This simple ritual offers clues about how we experience awe, society, and collective belonging.

Why do so many of us get pleasant, uncanny sensations when we throw a coin in a fountain and see it resting in the water below? What’s the cultural psychology here? What do such coins have to do, for example, with rock concerts and the movieIt’s a Wonderful Life? It’s best to start by reviewing the shift in perspective that occurs when the coin moves out of our hands and into the fountain (or pond…but fountains make better pictures). When we grip that penny or other coin in our hands, we’re totally in control.

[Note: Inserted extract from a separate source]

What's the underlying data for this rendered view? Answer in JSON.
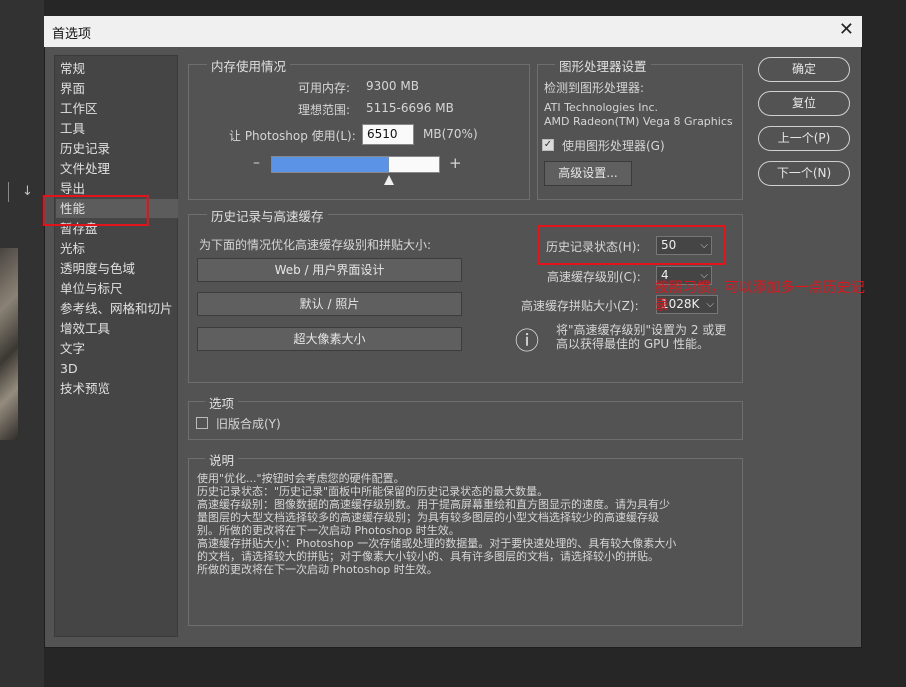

The coin is literally “in the palm of our hands.” Kevin Krejci/ CC BY-SA 2.0 It’s also intimately connected with us through what anthropologists call “contagious magic,” the principle that physical contact creates a bond between people and objects, a principle that’s affirmed every time someone pays thousands of dollars for a piece of clothing worn by Jackie Robinson or John …